The majority of the population, or 63%, is mestizo, 30% mayagna, and 7% misquito. Among the economic activities of the population are mining, forest ecotourism, and hydropower.
Bonanza’s geography is composed of mountains, irregular terrain elevating up to 300 meters above sea level.
Hospital Primario Esteban Jaenz Serrano
Esteban Jaenz Serrano, the primary hospital is a small, 30-bed, district hospital located in Bonanza in the North Caribbean Coast Autonomous Region of Nicaragua. It was inaugurated in 2002 and has an emergency area, operating room and ward area.
The primary hospital sees patients referred from the municipalities of Rosita and Prinzapolka turning it into a local reference unit. Furthermore, the hospital refers patients to Puerto Cabezas and Siuna.
The hopsital has only one functional operating room, which makes increasing surgical throughput a constant challenge. The surgical agenda is frequently interrupted due to cesarean surgeries and other emergency surgery.
The Siuna municipality covers an area of 5,039.81 km2. It belongs to the group of 5 municipalities that forms SILAIS Las Minas health sector. Siuna is about 334 km from Managua and 240 km to Puerto Cabezas.
The total population in Siuna is 103,462, of which 85% is rural. The urban population is 15%, of which the majority is ethnically mestizo. Throughout the municipality, the largest ethnicity is mestizo (98.7%), followed by Misquito (0.6%), Mayagna (0.6%) and Creole (0.1%).
Siuna offers extensive forests of precious wood, namely mahogany and cedar. Due to its geographical position it also includes mountainous elevations, rivers and water sources.
The municipality has a tropical monsoon with temperatures averaging 26º C and a precipitation higher than 2,000 mm annually.
The urban sector of the municipality includes schools, recreational parks, baseball stadium, basketball courts, restaurants, hotels and bars, as well as a town hall, airstrip and police station.
Hospital Primario Carlos Centeno
Carlos Centeno is a primary hospital inaugurated in 2001. Patients are frequently referred from the municipalities of Rosita, Bonanza, Prinzapolka, Waslala and Mulukukú.
The hospital has 48 beds.
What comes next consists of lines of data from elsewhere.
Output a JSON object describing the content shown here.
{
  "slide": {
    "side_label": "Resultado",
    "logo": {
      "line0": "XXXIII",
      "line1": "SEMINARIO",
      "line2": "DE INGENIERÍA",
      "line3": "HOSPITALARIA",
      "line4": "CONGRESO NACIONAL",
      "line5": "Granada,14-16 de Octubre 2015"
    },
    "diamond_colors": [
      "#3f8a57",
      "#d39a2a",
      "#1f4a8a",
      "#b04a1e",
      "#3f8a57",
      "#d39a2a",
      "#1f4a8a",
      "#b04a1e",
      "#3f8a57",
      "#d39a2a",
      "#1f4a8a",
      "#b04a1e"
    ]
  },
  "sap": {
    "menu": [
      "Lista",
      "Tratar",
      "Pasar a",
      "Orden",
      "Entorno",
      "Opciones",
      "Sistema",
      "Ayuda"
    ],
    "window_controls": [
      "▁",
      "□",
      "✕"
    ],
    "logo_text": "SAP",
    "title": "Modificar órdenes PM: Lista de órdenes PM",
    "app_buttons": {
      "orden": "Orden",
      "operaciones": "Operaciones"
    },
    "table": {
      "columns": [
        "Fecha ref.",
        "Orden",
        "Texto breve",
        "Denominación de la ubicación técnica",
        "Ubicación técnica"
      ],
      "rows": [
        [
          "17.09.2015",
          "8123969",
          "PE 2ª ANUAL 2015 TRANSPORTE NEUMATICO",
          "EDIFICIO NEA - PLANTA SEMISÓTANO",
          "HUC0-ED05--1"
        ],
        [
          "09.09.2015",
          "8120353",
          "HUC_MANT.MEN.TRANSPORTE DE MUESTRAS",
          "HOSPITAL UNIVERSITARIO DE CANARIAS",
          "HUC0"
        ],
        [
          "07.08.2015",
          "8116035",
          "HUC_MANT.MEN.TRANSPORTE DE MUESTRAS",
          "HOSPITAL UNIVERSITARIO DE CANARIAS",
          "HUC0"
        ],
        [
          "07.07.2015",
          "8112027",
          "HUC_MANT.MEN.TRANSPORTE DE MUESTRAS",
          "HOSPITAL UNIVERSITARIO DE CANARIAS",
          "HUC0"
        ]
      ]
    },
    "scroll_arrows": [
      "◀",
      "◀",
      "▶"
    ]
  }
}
It currently has one major functional operating room and a second operating room that was habilitated in 2016, although incompletely in order to help with the demand on scheduled and emergency surgery. The hospital currently offers services in the following specialized areas: maxillofacial surgery, pediatric surgery, orthopedic surgeon, radiology anestehsiology, urology, internal medicine, general surgery, obstretic and gynecology and pediatrics.
In order to reduce maternal mortality indices, 4 casas maternas (maternal house) were created, two of which are located in the urban zone and 2 in the Hormiguero and Las Quebradas. The maternal house model has been shown throughout the country to be an effective strategy in improving safe birth and pregnancy complications.